- A term grade point average above 3.0 on the 5.0 scale. (Occasionally CAP may set a higher level of minimum performance for a student with a previous poor record.)
- Progress toward the General Institute Requirements (GIRs) and your major program.
If you do not meet these standards in a term, your department and the CAP will review your record and take appropriate action. See CAP End of Term Academic Review for details of this process.
Note that some scholarship-granting agencies (e.g., US Federal Title IV financial aid, ROTC programs) have stricter minimum academic standards than those of MIT itself. If you have any questions about your academic standing and financial aid, consult your Financial Aid Officer in Student Financial Services.
The Communication Requirement is the only paced General Institute Requirement – you are expected to pass one Communication Intensive (CI) subject each year. Working with departments and the Communication Requirement, the CAP monitors progress toward this requirement.
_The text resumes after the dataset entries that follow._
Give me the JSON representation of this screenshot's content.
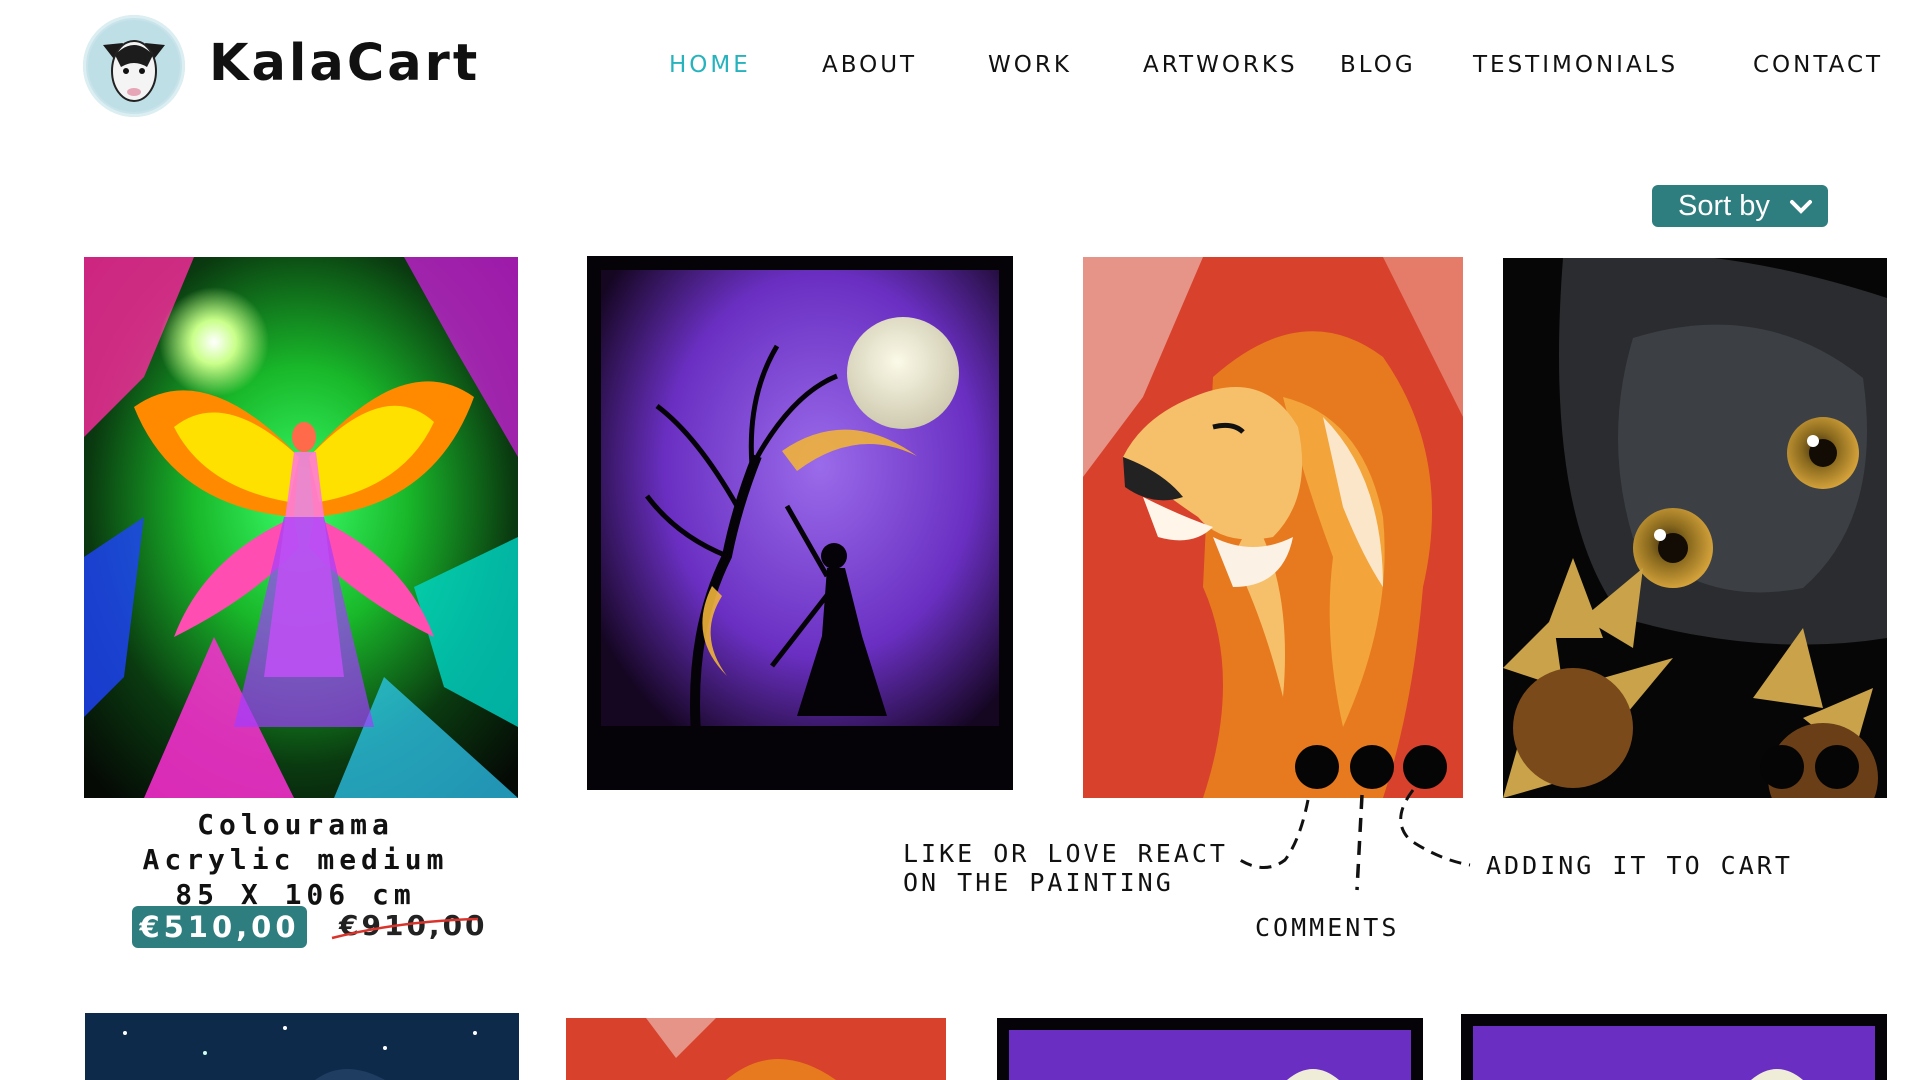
{
  "brand": {
    "name": "KalaCart",
    "logo_icon": "goat-head-icon"
  },
  "nav": [
    {
      "label": "HOME",
      "active": true
    },
    {
      "label": "ABOUT",
      "active": false
    },
    {
      "label": "WORK",
      "active": false
    },
    {
      "label": "ARTWORKS",
      "active": false
    },
    {
      "label": "BLOG",
      "active": false
    },
    {
      "label": "TESTIMONIALS",
      "active": false
    },
    {
      "label": "CONTACT",
      "active": false
    }
  ],
  "sort": {
    "label": "Sort by",
    "icon": "chevron-down-icon"
  },
  "featured": {
    "title": "Colourama",
    "medium": "Acrylic medium",
    "size": "85 X 106 cm",
    "price": "€510,00",
    "original_price": "€910,00"
  },
  "artworks": [
    {
      "subject": "rainbow butterfly angel"
    },
    {
      "subject": "silhouette dancer under full moon"
    },
    {
      "subject": "lion portrait"
    },
    {
      "subject": "black cat with sunflowers"
    },
    {
      "subject": "starry night"
    },
    {
      "subject": "lion portrait"
    },
    {
      "subject": "moon tree"
    },
    {
      "subject": "moon tree"
    }
  ],
  "annotations": {
    "react_line1": "LIKE OR LOVE REACT",
    "react_line2": "ON THE PAINTING",
    "comments": "COMMENTS",
    "cart": "ADDING IT TO CART"
  },
  "colors": {
    "accent": "#26b3be",
    "button": "#2f7e7f",
    "strike": "#d9342b"
  }
}
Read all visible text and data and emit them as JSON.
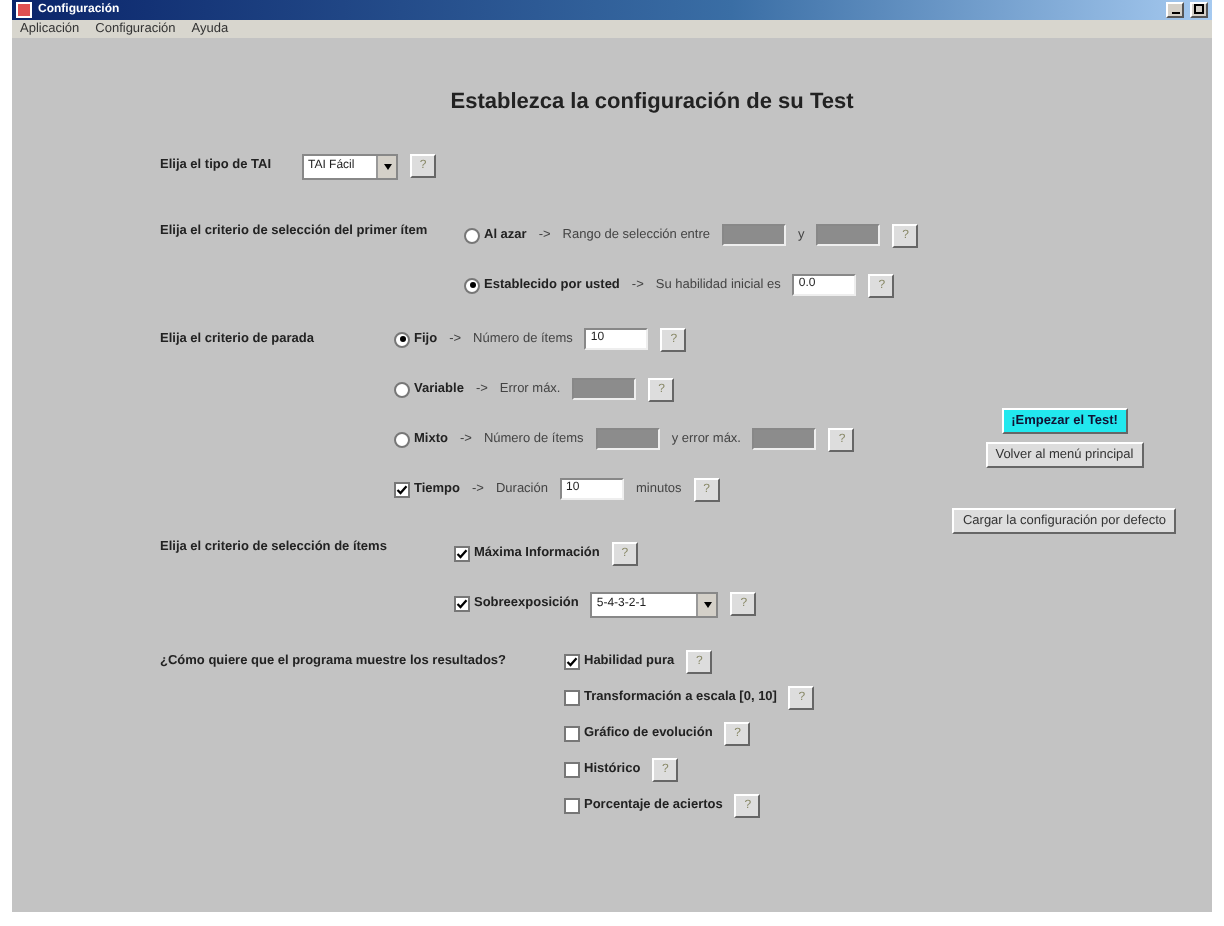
{
  "window": {
    "title": "Configuración"
  },
  "menu": [
    {
      "label": "Aplicación"
    },
    {
      "label": "Configuración"
    },
    {
      "label": "Ayuda"
    }
  ],
  "heading": "Establezca la configuración de su Test",
  "sections": [
    {
      "label": "Elija el tipo de TAI",
      "rows": [
        {
          "parts": [
            {
              "kind": "combo",
              "value": "TAI Fácil"
            },
            {
              "kind": "help",
              "text": "?"
            }
          ]
        }
      ]
    },
    {
      "label": "Elija el criterio de selección del primer ítem",
      "rows": [
        {
          "parts": [
            {
              "kind": "radio",
              "selected": false,
              "label": "Al azar"
            },
            {
              "kind": "arrow",
              "text": "->"
            },
            {
              "kind": "text",
              "text": "Rango de selección entre"
            },
            {
              "kind": "field",
              "disabled": true
            },
            {
              "kind": "text",
              "text": "y"
            },
            {
              "kind": "field",
              "disabled": true
            },
            {
              "kind": "help",
              "text": "?"
            }
          ]
        },
        {
          "parts": [
            {
              "kind": "radio",
              "selected": true,
              "label": "Establecido por usted"
            },
            {
              "kind": "arrow",
              "text": "->"
            },
            {
              "kind": "text",
              "text": "Su habilidad inicial es"
            },
            {
              "kind": "field",
              "disabled": false,
              "value": "0.0"
            },
            {
              "kind": "help",
              "text": "?"
            }
          ]
        }
      ]
    },
    {
      "label": "Elija el criterio de parada",
      "rows": [
        {
          "parts": [
            {
              "kind": "radio",
              "selected": true,
              "label": "Fijo"
            },
            {
              "kind": "arrow",
              "text": "->"
            },
            {
              "kind": "text",
              "text": "Número de ítems"
            },
            {
              "kind": "field",
              "disabled": false,
              "value": "10"
            },
            {
              "kind": "help",
              "text": "?"
            }
          ]
        },
        {
          "parts": [
            {
              "kind": "radio",
              "selected": false,
              "label": "Variable"
            },
            {
              "kind": "arrow",
              "text": "->"
            },
            {
              "kind": "text",
              "text": "Error máx."
            },
            {
              "kind": "field",
              "disabled": true
            },
            {
              "kind": "help",
              "text": "?"
            }
          ]
        },
        {
          "parts": [
            {
              "kind": "radio",
              "selected": false,
              "label": "Mixto"
            },
            {
              "kind": "arrow",
              "text": "->"
            },
            {
              "kind": "text",
              "text": "Número de ítems"
            },
            {
              "kind": "field",
              "disabled": true
            },
            {
              "kind": "text",
              "text": "y error máx."
            },
            {
              "kind": "field",
              "disabled": true
            },
            {
              "kind": "help",
              "text": "?"
            }
          ]
        },
        {
          "parts": [
            {
              "kind": "checkbox",
              "checked": true,
              "label": "Tiempo"
            },
            {
              "kind": "arrow",
              "text": "->"
            },
            {
              "kind": "text",
              "text": "Duración"
            },
            {
              "kind": "field",
              "disabled": false,
              "value": "10"
            },
            {
              "kind": "text",
              "text": "minutos"
            },
            {
              "kind": "help",
              "text": "?"
            }
          ]
        }
      ]
    },
    {
      "label": "Elija el criterio de selección de ítems",
      "rows": [
        {
          "parts": [
            {
              "kind": "checkbox",
              "checked": true,
              "label": "Máxima Información"
            },
            {
              "kind": "help",
              "text": "?"
            }
          ]
        },
        {
          "parts": [
            {
              "kind": "checkbox",
              "checked": true,
              "label": "Sobreexposición"
            },
            {
              "kind": "combo",
              "value": "5-4-3-2-1"
            },
            {
              "kind": "help",
              "text": "?"
            }
          ]
        }
      ]
    },
    {
      "label": "¿Cómo quiere que el programa muestre los resultados?",
      "rows": [
        {
          "parts": [
            {
              "kind": "checkbox",
              "checked": true,
              "label": "Habilidad pura"
            },
            {
              "kind": "help",
              "text": "?"
            }
          ]
        },
        {
          "parts": [
            {
              "kind": "checkbox",
              "checked": false,
              "label": "Transformación a escala [0, 10]"
            },
            {
              "kind": "help",
              "text": "?"
            }
          ]
        },
        {
          "parts": [
            {
              "kind": "checkbox",
              "checked": false,
              "label": "Gráfico de evolución"
            },
            {
              "kind": "help",
              "text": "?"
            }
          ]
        },
        {
          "parts": [
            {
              "kind": "checkbox",
              "checked": false,
              "label": "Histórico"
            },
            {
              "kind": "help",
              "text": "?"
            }
          ]
        },
        {
          "parts": [
            {
              "kind": "checkbox",
              "checked": false,
              "label": "Porcentaje de aciertos"
            },
            {
              "kind": "help",
              "text": "?"
            }
          ]
        }
      ]
    }
  ],
  "buttons": [
    {
      "label": "¡Empezar el Test!",
      "highlighted": true
    },
    {
      "label": "Volver al menú principal",
      "highlighted": false
    },
    {
      "label": "Cargar la configuración por defecto",
      "highlighted": false
    }
  ]
}
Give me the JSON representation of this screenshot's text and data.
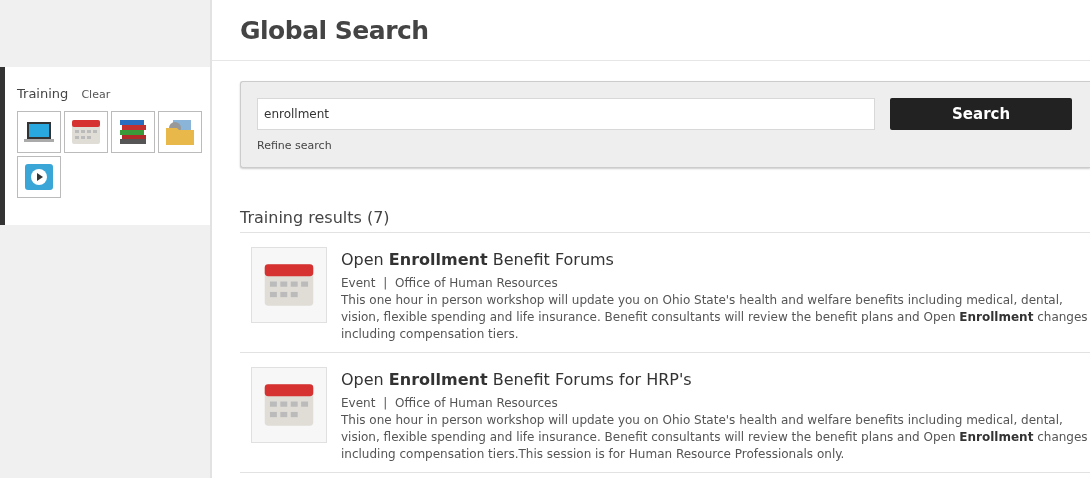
{
  "sidebar": {
    "title": "Training",
    "clear": "Clear",
    "filters": [
      {
        "kind": "laptop"
      },
      {
        "kind": "calendar"
      },
      {
        "kind": "books"
      },
      {
        "kind": "folder"
      },
      {
        "kind": "video"
      }
    ]
  },
  "page_title": "Global Search",
  "search": {
    "value": "enrollment",
    "button": "Search",
    "refine": "Refine search"
  },
  "results_heading": "Training results (7)",
  "results": [
    {
      "kind": "calendar",
      "title": "Open **Enrollment** Benefit Forums",
      "type": "Event",
      "separator": "|",
      "source": "Office of Human Resources",
      "description": "This one hour in person workshop will update you on Ohio State's health and welfare benefits including medical, dental, vision, flexible spending and life insurance. Benefit consultants will review the benefit plans and Open **Enrollment** changes including compensation tiers."
    },
    {
      "kind": "calendar",
      "title": "Open **Enrollment** Benefit Forums for HRP's",
      "type": "Event",
      "separator": "|",
      "source": "Office of Human Resources",
      "description": "This one hour in person workshop will update you on Ohio State's health and welfare benefits including medical, dental, vision, flexible spending and life insurance. Benefit consultants will review the benefit plans and Open **Enrollment** changes including compensation tiers.This session is for Human Resource Professionals only."
    }
  ]
}
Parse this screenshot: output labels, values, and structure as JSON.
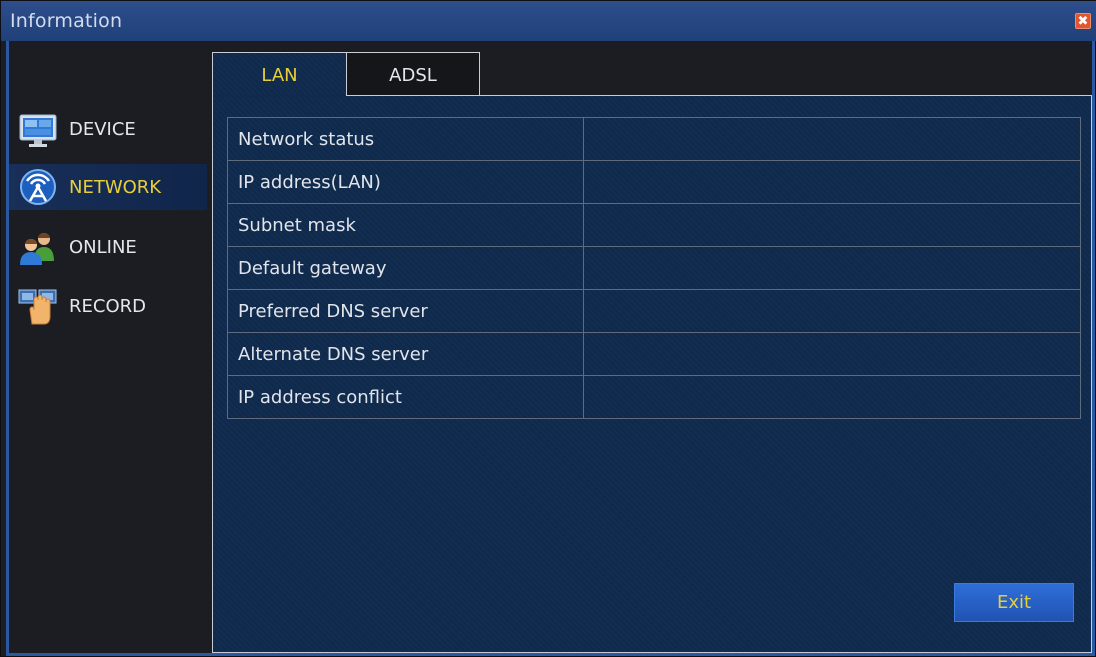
{
  "window": {
    "title": "Information",
    "close_glyph": "✖"
  },
  "sidebar": {
    "items": [
      {
        "label": "DEVICE",
        "icon": "monitor-icon"
      },
      {
        "label": "NETWORK",
        "icon": "antenna-icon",
        "active": true
      },
      {
        "label": "ONLINE",
        "icon": "users-icon"
      },
      {
        "label": "RECORD",
        "icon": "hand-record-icon"
      }
    ]
  },
  "tabs": [
    {
      "label": "LAN",
      "active": true
    },
    {
      "label": "ADSL",
      "active": false
    }
  ],
  "table": {
    "rows": [
      {
        "label": "Network status",
        "value": ""
      },
      {
        "label": "IP address(LAN)",
        "value": ""
      },
      {
        "label": "Subnet mask",
        "value": ""
      },
      {
        "label": "Default gateway",
        "value": ""
      },
      {
        "label": "Preferred DNS server",
        "value": ""
      },
      {
        "label": "Alternate DNS server",
        "value": ""
      },
      {
        "label": "IP address conflict",
        "value": ""
      }
    ]
  },
  "buttons": {
    "exit_label": "Exit"
  },
  "colors": {
    "accent_yellow": "#e8cf3a",
    "titlebar_blue": "#2a4c8a",
    "panel_navy": "#0f2a4c",
    "close_red": "#e2552f"
  }
}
At its End of Term Reviews, the CAP takes action on the records of students who are behind pace with the Communication Requirement. Actions include two levels of Warning and, in rare cases, Required Academic Leave.
For more information, contact firstname.lastname@example.org.
Light Load refers to a term registration of fewer than 32 units. Because light loads slow a student’s progress toward the degree, the CAP monitors these registrations:
- For the first and second consecutive terms on Light Load, the CAP reviews the record at its End of Term Meetings and normally takes no action, as long as the advisor and home department approve. Students do not need to submit a petition to the CAP for a first or second consecutive term but should consult a Student Support Services (S3) dean and follow the Registrar’s procedures for tuition adjustment.
- Students hoping to register on Light Load for a third consecutive term (or more) must petition the CAP for permission to continue. Such petitions must be discussed with a dean in S3.
Note the information on the Registrar’s website regarding financial and legal implications of Light Load.
- Before Drop Date, students who initially register for fewer than 32 units, or who drop subjects to a level below 32 units, should submit a Tuition Light-load Adjustment Form to the Registrar.
- After Drop Date, students petitioning the CAP for a Late Drop that would reduce their registration below 32 units must consult a dean in Student Support Services to document the circumstances before submitting the petition. If the effect of the Late Drop would be a third consecutive term on Light Load, the student must also submit a Continue on Light Load petition.
Faculty Rules state that undergraduates may not receive the degree with a grade of Incomplete on the record. You must resolve all Incompletes before the end of your final term, preferably long before.
There are four ways to resolve an Incomplete:
- Complete the work and receive a final grade.
- Repeat the subject in a later term. If you pass the subject in a later term, the I grade remains in the earlier term, but it will not prevent you from graduating.
- Not complete the work. In this case you will receive a final grade based on the work you completed by the end of the term when the Incomplete grade was assigned (the “default grade”).
- Not complete the work, and petition the CAP to retroactively drop the subject from your record. Note that the Committee rarely approves such petitions. You have an obligation to complete your work and receive a grade for each subject, regardless of whether the subject fulfills a requirement or is an elective. All students are given adequate time to complete their Incompletes. The CAP will not drop an Incomplete simply because you neglected it over a long period of time.
If you and your advisor believe there are legitimate reasons for the CAP to allow a Late Drop, you may submit a Late Drop an Incomplete Petition (PDF).
If your Late Drop an Incomplete petition is denied and a default grade has not been awarded, you must ask the instructor to submit a grade for the subject. If the instructor is unavailable, contact the undergraduate academic administrator for the subject in question. The Incomplete will be resolved when the Registrar’s Office receives a grade for the subject.